__What you should do__. Filter out every line below that lacks "色彩情绪追随", and copy the rest.

__Extracted material__.
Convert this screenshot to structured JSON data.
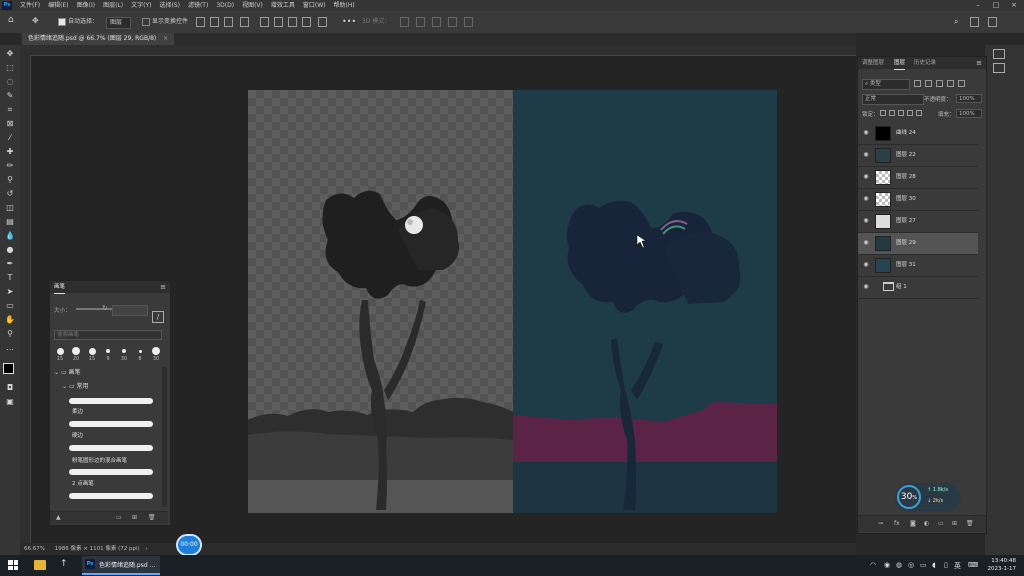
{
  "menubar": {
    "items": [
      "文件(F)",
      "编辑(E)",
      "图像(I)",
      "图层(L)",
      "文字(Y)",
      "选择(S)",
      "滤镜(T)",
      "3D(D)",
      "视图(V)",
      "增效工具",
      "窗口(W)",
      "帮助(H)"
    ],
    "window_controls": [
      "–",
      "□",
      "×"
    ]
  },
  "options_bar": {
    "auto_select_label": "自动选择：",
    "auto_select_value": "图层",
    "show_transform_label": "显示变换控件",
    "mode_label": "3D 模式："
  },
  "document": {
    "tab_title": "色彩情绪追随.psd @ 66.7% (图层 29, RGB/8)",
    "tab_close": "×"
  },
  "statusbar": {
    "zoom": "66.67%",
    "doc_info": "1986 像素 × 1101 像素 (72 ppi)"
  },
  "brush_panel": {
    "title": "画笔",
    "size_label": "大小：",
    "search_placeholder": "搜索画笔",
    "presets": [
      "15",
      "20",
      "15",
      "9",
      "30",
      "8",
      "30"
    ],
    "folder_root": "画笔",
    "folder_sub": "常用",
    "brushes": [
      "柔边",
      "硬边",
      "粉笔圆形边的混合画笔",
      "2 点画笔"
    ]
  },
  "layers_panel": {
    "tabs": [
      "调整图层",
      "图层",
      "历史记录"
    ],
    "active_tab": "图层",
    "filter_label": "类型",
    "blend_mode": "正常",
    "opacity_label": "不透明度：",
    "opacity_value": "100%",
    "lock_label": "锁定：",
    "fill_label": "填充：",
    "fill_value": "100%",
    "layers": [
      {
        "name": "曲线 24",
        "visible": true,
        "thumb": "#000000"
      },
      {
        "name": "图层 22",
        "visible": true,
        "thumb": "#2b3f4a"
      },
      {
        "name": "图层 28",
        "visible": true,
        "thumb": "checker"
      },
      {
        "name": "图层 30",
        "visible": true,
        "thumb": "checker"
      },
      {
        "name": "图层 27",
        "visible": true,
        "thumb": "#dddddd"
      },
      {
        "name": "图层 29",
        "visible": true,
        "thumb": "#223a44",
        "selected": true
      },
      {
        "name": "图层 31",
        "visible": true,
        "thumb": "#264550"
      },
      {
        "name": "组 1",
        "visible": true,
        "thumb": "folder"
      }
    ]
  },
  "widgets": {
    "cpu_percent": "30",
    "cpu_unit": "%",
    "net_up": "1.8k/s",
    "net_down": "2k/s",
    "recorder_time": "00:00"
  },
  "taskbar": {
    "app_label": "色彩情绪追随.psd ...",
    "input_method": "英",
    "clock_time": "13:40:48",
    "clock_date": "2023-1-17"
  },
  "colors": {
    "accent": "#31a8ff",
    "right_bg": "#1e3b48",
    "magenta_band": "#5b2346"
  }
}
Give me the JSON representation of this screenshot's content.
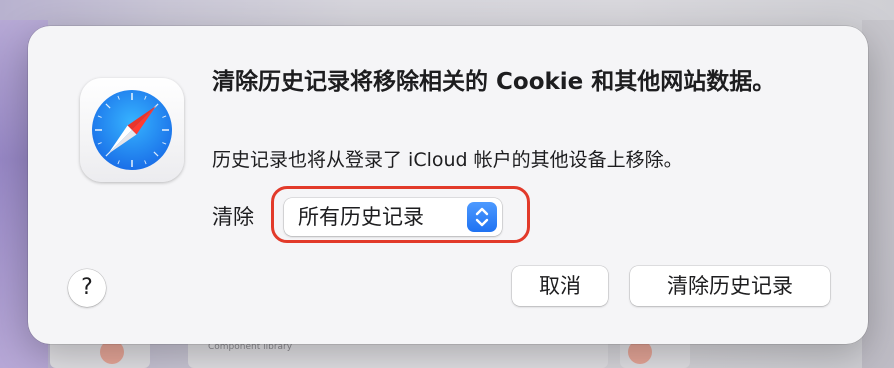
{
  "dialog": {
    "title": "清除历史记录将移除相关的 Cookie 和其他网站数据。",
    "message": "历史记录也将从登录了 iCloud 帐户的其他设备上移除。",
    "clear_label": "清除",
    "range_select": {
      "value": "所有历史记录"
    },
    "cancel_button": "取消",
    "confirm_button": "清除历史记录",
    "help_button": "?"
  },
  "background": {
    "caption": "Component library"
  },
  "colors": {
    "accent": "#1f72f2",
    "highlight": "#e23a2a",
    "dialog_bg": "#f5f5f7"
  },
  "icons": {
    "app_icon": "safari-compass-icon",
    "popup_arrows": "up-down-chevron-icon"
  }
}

__Your solution__.
    "tab_title": "色彩情绪追随.psd @ 66.7% (图层 29, RGB/8)",
    "app_label": "色彩情绪追随.psd ...",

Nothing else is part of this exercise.